In 1994, Mulera and her family, consisting of her two brothers, five sisters, and father, fled Rwanda at the outbreak of the Rwandan Genocide. In 2000, they found shelter in a central Malawi refugee camp. They lived in a small, temporary mud and plastic house. Food was delivered once a month to the camp, and they were able to leave the camp to earn a primary and secondary school education. Mulera’s elder siblings were one-by-one accepted into the WUSC program, studying in Sudbury and Toronto, Ontario, as well as in Nova Scotia. Upon arriving at Pearson International Airport, Mulera had a happy reunion with her brother in Toronto. Her sisters, studying at Laurentian University and in Nova Scotia, have made the trek to visit Mulera during her first week in Canada and at Algoma U. This is the first time the Mulera siblings have had a reunion since they left their refugee camp. Mulera is eager to begin her life in Canada and have a chance to achieve her dreams.
“We are pleased to welcome Blandine to Algoma University and to Canada. It is important that Algoma University is able to offer assistance to refugees like Blandine and provide them with a safe and stable community living environment, quality education, and a bright future for themselves and their families,” said Algoma University President and Vice-Chancellor Dr. Craig Chamberlin. “We are even more pleased that we have been able to unite Blandine with her siblings.”

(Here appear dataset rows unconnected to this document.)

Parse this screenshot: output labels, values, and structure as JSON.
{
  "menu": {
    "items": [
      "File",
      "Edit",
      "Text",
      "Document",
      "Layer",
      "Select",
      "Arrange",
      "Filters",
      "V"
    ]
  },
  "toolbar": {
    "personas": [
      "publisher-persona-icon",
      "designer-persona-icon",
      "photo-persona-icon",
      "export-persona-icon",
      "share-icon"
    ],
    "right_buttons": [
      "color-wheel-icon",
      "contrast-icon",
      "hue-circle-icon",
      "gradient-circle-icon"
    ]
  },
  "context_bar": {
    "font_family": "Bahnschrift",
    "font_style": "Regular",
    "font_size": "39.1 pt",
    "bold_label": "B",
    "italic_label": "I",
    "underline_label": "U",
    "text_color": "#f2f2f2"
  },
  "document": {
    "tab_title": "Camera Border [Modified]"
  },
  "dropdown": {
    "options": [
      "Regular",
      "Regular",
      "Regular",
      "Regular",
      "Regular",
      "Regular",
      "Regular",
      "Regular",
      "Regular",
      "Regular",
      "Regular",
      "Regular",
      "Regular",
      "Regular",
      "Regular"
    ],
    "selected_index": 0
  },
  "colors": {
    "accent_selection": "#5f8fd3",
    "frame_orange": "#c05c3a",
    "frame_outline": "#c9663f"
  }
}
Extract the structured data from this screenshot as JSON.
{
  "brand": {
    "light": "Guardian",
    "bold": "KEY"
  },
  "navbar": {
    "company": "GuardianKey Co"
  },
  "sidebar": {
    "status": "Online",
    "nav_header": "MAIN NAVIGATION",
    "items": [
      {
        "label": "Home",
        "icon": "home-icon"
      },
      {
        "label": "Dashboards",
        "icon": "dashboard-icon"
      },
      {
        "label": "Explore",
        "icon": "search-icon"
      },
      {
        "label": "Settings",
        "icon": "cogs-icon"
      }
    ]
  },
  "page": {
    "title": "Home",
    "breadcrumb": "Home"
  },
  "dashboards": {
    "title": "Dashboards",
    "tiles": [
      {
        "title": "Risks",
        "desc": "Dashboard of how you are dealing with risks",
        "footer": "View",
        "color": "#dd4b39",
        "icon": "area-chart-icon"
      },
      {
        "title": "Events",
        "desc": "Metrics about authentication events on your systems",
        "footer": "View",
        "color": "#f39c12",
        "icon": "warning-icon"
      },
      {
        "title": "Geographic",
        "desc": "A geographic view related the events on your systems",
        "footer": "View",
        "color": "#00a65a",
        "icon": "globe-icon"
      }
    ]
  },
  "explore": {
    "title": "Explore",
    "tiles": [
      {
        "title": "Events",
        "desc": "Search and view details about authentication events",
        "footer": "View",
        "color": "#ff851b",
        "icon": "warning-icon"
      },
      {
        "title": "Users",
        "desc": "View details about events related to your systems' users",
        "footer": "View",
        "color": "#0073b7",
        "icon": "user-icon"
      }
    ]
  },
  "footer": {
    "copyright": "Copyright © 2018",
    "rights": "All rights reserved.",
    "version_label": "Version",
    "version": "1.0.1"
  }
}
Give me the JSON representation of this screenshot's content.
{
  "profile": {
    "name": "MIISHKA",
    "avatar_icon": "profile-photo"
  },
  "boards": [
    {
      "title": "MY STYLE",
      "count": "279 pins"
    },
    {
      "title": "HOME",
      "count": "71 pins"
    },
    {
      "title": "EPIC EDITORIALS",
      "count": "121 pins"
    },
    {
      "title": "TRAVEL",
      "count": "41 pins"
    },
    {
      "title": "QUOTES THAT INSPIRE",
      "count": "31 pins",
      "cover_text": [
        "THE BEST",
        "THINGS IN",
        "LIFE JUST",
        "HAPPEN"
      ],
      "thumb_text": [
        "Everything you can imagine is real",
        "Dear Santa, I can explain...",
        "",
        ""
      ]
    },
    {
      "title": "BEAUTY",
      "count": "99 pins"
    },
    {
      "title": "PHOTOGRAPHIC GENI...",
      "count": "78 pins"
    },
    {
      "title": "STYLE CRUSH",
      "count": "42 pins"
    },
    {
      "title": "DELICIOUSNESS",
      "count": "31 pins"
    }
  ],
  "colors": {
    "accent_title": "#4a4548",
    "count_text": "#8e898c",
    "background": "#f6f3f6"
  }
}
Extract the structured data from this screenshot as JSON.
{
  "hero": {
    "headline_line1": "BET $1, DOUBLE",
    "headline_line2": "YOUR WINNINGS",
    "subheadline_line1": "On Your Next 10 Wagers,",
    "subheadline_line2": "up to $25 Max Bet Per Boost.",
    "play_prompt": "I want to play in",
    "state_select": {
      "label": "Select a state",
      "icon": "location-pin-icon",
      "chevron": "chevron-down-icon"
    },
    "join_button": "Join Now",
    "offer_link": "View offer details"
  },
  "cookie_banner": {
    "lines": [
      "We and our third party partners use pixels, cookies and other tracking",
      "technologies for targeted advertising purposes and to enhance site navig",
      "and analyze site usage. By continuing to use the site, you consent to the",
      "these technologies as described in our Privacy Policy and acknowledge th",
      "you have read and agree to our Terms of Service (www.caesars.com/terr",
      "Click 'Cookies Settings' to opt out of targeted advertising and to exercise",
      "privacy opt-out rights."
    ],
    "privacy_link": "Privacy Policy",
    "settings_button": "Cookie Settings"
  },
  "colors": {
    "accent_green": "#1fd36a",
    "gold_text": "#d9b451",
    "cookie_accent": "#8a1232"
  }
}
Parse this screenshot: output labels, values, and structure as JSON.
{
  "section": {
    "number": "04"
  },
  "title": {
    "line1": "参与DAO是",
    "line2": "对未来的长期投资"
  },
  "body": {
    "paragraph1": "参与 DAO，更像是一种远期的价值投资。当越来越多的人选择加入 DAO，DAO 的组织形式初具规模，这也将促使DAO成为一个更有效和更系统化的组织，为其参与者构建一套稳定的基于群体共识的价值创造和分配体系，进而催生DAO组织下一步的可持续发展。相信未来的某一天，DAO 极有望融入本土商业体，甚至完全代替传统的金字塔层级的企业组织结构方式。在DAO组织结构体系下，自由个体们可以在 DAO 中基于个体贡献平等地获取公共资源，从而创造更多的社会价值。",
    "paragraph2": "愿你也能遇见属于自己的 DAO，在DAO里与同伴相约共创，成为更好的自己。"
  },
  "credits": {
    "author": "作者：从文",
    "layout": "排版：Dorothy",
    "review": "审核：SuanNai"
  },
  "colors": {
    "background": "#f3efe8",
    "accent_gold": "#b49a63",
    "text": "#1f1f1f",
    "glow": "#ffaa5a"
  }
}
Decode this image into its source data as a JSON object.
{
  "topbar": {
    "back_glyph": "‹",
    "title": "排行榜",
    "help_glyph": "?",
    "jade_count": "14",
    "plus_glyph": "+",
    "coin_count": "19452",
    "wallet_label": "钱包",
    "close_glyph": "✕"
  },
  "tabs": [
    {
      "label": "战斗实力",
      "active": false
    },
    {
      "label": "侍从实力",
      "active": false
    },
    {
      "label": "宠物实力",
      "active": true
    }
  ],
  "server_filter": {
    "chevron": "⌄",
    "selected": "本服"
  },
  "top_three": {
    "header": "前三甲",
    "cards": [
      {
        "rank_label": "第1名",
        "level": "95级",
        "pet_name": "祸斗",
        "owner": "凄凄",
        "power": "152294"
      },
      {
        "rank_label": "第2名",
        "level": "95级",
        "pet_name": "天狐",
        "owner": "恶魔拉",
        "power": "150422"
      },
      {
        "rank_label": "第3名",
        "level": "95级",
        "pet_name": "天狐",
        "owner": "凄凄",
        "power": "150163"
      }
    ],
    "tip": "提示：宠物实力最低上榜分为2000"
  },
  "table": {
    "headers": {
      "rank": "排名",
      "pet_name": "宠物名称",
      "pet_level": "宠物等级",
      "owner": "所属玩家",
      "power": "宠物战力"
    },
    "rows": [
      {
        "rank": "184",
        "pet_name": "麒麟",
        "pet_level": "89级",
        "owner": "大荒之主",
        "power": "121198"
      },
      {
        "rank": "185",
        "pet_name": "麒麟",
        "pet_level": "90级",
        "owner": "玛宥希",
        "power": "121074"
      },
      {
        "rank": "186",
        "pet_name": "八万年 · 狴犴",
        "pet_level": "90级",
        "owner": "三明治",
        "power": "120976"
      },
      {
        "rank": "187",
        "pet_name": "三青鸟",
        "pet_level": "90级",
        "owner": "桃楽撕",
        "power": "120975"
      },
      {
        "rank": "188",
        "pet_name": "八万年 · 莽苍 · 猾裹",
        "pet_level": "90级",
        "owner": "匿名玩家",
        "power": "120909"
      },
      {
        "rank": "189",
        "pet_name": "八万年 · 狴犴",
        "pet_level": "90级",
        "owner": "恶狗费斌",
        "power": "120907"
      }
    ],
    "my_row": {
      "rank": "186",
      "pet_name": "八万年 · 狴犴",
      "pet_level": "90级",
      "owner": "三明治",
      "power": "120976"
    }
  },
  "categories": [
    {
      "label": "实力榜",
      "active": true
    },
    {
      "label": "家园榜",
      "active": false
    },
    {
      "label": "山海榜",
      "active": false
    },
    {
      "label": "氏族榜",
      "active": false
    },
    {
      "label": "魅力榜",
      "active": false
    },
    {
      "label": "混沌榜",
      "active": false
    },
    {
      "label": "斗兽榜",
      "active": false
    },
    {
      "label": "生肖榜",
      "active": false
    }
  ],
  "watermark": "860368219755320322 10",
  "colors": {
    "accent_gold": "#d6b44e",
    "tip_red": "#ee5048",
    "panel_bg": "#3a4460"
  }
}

WUSC is a leading Canadian non-profit organization in international development, committed to building a more equitable and sustainable world. Through WUSC’s Student Refugee Program (SRP), WUSC has been supporting recently graduated secondary school students living in refugee camps for over 35 years. Over 1,500 refugees have resettled in Canada, becoming Canadian citizens, and have attended Canadian post-secondary institutions. This is the only program of its kind in the world. Many SRP students have secured meaningful careers, bringing about positive change within governmental institutions and within the United Nations, while others have formed their own non-governmental organizations.
Algoma U has been supporting WUSC and the SRP program for over 10 years, allowing over 10 refugee students to earn a university degree who otherwise may not have had the opportunity. Algoma U’s WUSC SRP students have come from Syria, the Sudan, Somalia, Burundi, Myanmar, among other countries. Mulera is the second WUSC student to arrive at Algoma U in 2016.
On campus, over 27 percent of the student body is comprised of international students. These students, coupled with the Algoma U WUSC Committee, will help Mulera adjust and transition to living in Canada, studying abroad, and attending university.
All WUSC SRP students must go through an intense screening process and meet specific academic regulations before being admitted into the SRP program.